With the economic slump battering tax receipts, state budgets remain in dire shape and the pain may continue into fiscal years 2011 and 2012, according to preliminary findings from the National Governors Association and National Association of State Budget Officers.

NGA's Scheppach says states will feel biggest impact of slump two years after recovery starts.
Photo: National Governors Association
NGA's Scheppach says states will feel biggest impact of slump two years after recovery starts.

The groups on Nov. 12 released preliminary findings from their next biannual Fiscal Survey of the States, due out soon. Scott Pattison, executive director of the budget officers' group, says that for fiscal 2009 and 2010 "We are seeing the worst numbers and indicators that we've ever seen in terms of state fiscal conditions."

Pattison says that states' combined 2009 collections of sales, personal income and corporate income taxes fell 7.4% from the 2008 level. The sharpest decline was in corporate income tax collections, which plunged 16.1%.

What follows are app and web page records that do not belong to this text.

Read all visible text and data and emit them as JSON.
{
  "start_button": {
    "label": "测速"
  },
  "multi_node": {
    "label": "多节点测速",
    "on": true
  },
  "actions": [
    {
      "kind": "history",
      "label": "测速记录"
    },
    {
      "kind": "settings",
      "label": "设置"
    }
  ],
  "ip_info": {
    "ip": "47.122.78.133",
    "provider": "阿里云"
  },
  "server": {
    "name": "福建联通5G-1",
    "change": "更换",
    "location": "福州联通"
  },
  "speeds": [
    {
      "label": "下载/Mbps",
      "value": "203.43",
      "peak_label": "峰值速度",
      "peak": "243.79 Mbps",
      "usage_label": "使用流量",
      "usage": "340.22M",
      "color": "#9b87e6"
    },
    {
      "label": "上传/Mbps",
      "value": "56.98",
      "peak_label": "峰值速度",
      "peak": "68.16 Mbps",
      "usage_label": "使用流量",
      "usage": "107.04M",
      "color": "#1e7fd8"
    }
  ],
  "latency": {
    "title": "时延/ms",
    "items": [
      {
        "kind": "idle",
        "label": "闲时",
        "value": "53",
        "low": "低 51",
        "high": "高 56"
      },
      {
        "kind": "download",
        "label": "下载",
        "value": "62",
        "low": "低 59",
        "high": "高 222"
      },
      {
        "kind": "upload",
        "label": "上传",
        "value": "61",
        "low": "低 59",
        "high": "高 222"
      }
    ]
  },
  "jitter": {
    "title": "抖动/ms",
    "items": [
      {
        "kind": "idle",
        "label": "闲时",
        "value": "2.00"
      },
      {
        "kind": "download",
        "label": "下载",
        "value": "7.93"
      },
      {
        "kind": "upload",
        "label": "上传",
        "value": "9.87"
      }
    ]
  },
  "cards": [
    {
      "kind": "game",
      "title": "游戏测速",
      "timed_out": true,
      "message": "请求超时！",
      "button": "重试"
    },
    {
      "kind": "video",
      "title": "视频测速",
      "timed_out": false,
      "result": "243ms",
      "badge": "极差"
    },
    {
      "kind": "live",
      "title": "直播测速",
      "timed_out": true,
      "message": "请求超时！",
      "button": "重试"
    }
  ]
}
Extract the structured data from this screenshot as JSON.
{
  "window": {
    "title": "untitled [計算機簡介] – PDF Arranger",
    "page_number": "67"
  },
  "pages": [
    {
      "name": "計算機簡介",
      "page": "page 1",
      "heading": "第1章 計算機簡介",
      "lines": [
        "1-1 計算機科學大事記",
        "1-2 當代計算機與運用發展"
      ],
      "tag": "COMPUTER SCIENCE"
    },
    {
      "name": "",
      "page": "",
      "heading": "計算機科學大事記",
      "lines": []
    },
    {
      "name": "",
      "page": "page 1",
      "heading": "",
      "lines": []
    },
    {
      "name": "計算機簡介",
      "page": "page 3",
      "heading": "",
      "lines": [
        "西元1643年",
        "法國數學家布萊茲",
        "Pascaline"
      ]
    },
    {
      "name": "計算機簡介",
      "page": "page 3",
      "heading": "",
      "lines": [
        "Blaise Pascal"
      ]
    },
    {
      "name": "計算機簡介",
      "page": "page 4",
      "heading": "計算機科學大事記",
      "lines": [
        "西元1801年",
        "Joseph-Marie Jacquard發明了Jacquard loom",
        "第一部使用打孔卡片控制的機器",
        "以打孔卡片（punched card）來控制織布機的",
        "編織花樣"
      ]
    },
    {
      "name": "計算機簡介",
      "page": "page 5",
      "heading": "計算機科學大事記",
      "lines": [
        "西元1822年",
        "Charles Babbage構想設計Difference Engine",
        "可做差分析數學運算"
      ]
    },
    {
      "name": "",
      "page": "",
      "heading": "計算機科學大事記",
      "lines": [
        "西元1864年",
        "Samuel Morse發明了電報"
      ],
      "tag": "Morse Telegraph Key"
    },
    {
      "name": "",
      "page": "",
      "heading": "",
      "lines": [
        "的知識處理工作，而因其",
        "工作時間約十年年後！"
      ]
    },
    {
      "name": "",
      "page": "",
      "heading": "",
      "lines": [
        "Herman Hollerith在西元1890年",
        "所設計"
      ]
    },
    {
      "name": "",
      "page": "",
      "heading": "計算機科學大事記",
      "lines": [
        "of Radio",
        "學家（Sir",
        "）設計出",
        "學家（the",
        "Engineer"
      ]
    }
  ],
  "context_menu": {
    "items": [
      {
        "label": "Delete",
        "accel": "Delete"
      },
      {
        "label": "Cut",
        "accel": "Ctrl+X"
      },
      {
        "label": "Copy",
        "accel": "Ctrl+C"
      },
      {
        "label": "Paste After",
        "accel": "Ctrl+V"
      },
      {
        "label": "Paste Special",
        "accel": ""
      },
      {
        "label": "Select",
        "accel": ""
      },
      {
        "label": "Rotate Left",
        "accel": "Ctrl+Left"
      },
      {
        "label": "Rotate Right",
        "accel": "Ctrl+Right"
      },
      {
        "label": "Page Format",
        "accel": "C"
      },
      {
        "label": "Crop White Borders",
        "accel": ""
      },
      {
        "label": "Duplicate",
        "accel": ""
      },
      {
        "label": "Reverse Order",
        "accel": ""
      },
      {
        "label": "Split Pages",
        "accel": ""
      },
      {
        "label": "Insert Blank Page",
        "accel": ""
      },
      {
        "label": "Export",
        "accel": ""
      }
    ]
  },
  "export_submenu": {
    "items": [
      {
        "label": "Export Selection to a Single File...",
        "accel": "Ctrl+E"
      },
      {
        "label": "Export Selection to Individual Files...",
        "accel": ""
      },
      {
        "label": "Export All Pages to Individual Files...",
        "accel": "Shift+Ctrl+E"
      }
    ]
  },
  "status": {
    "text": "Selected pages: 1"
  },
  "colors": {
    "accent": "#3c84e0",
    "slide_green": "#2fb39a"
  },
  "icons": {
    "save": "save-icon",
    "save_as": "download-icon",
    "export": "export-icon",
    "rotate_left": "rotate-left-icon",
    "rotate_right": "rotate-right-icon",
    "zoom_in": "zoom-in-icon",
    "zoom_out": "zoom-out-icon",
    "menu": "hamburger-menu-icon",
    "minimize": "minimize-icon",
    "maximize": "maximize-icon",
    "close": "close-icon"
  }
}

NGA and NASBO also said that in fiscal 2009, which for most states ended June 30, 42 states cut their operating budgets by a total of $31.2 billion.
That is a much more severe reduction than in the last fiscal crunch, when cuts were $14 billion in 2002 and $12 billion in 2003.

The reductions included layoffs at 19 states in 2009. Pattison added that
25 states had layoffs or plan to do so in 2010.

According to the previous NGA-NASBO fiscal survey, released in June, 15 states reduced their transportation spending in 2009 and 19 planned cuts in that sector in 2010.

Raymond Scheppach, NGA's executive director, notes that an economic downturn's biggest impact on states occurs two years after a recession ends.
He also says that when a rebound begins, states still will face large "unmet needs" that they will have to address. NGA and NASBO say those include pension funds and deferred spending on infrastructure.

Scheppach also notes that the American Recovery and Reinvestment Act has been a boost to states, especially its $87 billion in Medicaid funding and $48 billion in fiscal stabilization funds. "Without those," he says, "the cuts would have been a lot more draconian."

President Obama said Nov. 6 that further moves are needed to boost job creation, stating that his advisors are looking at such things as additional funding for roads and energy-efficient buildings.

Even though states are in a deep fiscal hole, Scheppach says NGA has not requested any further fiscal help at this point from the White House. He does note that the health-care bill that the House approved Nov. 7 does include $23.5 billion in additional Medicaid assistance to states.